Is it linked to the court case then?

Mr Cheyne told us: “The court case has nothing to do with this.

“It’s a personal matter.”

What is the council doing now?

The local authority referred the matter to the police, “to investigate whether any criminal intent existed in the removal of granite and other objects from UTG by a sub-contractor”.

Officers have now begun inquiries, speaking to key players in the saga.
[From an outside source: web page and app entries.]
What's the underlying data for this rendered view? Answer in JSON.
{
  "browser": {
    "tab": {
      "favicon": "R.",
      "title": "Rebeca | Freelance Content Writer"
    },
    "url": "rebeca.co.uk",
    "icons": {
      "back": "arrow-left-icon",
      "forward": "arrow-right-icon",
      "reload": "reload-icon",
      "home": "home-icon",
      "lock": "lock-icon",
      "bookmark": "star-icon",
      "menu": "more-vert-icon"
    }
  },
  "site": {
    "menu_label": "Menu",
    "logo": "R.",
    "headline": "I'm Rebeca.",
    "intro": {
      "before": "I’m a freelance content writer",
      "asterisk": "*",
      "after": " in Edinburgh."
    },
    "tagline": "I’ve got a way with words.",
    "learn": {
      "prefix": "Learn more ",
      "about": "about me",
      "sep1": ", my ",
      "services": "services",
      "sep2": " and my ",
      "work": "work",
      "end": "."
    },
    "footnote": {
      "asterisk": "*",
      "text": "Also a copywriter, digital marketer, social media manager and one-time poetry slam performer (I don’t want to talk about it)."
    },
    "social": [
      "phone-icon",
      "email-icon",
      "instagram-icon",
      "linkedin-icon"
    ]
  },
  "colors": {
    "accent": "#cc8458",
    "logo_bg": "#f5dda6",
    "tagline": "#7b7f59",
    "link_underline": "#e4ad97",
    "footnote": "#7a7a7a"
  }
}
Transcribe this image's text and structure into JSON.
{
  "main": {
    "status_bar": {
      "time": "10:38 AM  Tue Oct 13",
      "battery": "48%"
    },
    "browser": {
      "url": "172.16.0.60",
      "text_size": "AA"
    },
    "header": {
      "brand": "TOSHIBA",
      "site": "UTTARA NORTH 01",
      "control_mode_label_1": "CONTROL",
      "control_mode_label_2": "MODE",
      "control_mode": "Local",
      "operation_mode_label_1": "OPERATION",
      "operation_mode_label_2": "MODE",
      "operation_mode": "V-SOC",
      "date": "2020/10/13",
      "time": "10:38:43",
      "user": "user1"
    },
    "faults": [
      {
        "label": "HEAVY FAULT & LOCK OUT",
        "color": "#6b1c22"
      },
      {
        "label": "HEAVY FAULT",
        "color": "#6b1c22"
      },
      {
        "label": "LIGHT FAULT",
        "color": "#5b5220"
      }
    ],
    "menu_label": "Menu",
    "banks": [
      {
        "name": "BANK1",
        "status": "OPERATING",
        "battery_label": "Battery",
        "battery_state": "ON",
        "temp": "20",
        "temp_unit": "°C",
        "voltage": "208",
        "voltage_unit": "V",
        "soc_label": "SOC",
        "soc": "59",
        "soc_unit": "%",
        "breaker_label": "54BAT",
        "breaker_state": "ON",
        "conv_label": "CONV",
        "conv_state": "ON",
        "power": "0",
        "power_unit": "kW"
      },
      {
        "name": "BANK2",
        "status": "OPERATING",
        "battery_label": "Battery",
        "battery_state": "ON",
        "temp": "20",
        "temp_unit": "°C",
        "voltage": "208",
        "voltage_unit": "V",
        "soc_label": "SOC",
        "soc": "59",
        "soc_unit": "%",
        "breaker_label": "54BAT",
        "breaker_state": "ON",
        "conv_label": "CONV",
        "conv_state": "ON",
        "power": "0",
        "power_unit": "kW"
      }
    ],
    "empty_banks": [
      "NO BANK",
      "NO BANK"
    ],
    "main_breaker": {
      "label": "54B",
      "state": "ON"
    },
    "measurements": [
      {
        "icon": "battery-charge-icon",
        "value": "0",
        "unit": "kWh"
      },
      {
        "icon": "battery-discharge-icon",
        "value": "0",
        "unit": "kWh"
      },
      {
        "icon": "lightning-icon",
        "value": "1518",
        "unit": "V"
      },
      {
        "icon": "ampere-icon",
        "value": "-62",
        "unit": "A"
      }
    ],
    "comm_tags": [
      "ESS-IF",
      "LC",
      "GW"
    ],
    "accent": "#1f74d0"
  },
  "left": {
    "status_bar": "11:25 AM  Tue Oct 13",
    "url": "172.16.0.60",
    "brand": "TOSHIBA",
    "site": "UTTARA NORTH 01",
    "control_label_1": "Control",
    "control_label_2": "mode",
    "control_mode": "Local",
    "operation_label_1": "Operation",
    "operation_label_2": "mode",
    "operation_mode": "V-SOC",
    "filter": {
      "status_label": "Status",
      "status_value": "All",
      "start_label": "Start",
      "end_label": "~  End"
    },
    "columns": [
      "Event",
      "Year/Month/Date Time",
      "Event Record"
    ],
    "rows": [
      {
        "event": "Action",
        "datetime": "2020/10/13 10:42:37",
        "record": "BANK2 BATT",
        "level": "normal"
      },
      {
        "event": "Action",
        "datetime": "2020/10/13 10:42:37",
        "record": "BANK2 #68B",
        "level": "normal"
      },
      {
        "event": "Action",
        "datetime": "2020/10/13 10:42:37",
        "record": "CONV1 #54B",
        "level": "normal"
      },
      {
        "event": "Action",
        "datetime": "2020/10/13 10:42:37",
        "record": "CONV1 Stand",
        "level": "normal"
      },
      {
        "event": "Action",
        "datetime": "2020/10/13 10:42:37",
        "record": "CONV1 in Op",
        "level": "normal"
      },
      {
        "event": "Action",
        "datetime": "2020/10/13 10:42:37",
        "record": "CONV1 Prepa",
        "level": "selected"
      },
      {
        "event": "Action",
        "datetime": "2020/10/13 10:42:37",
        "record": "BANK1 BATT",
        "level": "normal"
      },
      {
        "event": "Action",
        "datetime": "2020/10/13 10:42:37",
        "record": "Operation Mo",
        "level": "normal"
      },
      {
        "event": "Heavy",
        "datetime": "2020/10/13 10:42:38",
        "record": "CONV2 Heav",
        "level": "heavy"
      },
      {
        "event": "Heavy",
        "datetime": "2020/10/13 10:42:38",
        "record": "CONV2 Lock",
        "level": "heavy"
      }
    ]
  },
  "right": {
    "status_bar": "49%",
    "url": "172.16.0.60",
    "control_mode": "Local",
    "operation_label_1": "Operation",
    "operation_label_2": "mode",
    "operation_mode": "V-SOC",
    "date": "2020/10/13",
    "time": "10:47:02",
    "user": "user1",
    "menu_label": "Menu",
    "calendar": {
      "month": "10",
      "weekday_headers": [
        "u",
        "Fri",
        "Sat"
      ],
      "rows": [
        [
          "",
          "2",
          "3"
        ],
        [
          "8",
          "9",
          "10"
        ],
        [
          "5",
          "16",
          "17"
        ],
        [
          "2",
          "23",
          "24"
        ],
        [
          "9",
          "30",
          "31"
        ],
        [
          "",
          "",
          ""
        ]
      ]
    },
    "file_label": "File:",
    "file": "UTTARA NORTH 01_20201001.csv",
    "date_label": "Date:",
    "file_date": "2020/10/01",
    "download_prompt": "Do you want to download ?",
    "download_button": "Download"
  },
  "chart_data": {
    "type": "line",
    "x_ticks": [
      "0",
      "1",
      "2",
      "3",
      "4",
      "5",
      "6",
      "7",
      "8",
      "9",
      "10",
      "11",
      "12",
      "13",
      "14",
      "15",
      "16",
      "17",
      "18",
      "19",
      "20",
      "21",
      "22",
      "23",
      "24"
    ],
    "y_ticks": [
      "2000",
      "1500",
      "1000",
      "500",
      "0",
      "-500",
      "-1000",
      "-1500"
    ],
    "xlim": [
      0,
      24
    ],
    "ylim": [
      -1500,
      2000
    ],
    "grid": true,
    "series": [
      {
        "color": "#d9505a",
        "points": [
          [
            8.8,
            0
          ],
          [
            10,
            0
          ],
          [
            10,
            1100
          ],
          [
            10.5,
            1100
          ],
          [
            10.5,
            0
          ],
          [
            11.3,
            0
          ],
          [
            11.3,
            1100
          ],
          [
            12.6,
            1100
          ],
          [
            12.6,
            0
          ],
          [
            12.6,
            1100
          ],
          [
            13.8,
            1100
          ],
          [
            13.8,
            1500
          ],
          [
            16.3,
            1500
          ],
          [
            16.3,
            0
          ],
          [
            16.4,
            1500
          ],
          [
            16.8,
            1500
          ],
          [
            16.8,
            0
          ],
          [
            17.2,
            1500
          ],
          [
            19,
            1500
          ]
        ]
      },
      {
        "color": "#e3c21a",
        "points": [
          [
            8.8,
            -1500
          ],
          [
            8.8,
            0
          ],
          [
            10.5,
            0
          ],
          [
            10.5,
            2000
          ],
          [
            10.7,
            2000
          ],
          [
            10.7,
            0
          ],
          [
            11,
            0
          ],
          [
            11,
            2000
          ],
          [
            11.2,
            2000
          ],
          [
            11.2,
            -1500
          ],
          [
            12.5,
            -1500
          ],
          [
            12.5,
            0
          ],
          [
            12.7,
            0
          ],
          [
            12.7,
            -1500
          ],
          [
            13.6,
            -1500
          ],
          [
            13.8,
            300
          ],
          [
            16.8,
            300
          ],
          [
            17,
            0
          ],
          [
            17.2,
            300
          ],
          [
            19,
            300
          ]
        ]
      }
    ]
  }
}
Councillor Ian Yuill confirmed at the full council meeting on Monday, June 28, that he had been contacted, having verified the granite find when approached by Mr Wilson.

Meanwhile, Town House chiefs area conducting their own probe, including an audit of all UTG granite, lights and even the railings and heraldic shields from the pocket park behind the William Wallace statue in Rosemount Viaduct.

Results will be presented to the council’s audit committee upon completion.

Questions remain over the whereabouts of the rest of the granite from the park.

Why does granite matter so much to Aberdeen?

While the rock is of considerable financial value, it has priceless historic importance to the city.

The Aberdeen Caledonian Pipe Band perform in Union Terrace Gardens in July, 1972, with the steps in the background.

Dominic Fairlie, chairman of the Aberdeen Civic Society, told us why people feel so strongly about it.

He said: “We need to respect our heritage, and the local Aberdeen granite is a material you can no longer get very easily.

“Therefore, the protection of it should be a priority for everybody involved in development in the city.

“Aberdeen is very beautiful, and one of the reasons it’s beautiful is because of the old granite which lasts for generations.

“We should be doing everything within our power to make sure it lasts into the future.”

An image of Rubislaw Quarry from 1971

The city is built extensively of silver-grey granite from quarries within and around Aberdeen.

But as the industry grew throughout the 18th and 19th centuries, Aberdeen became a world-renowned producer of granite.

Waterloo Bridge in London, the terrace of the Palace of Westminster and the Forth Bridge were constructed with granite from Aberdeen.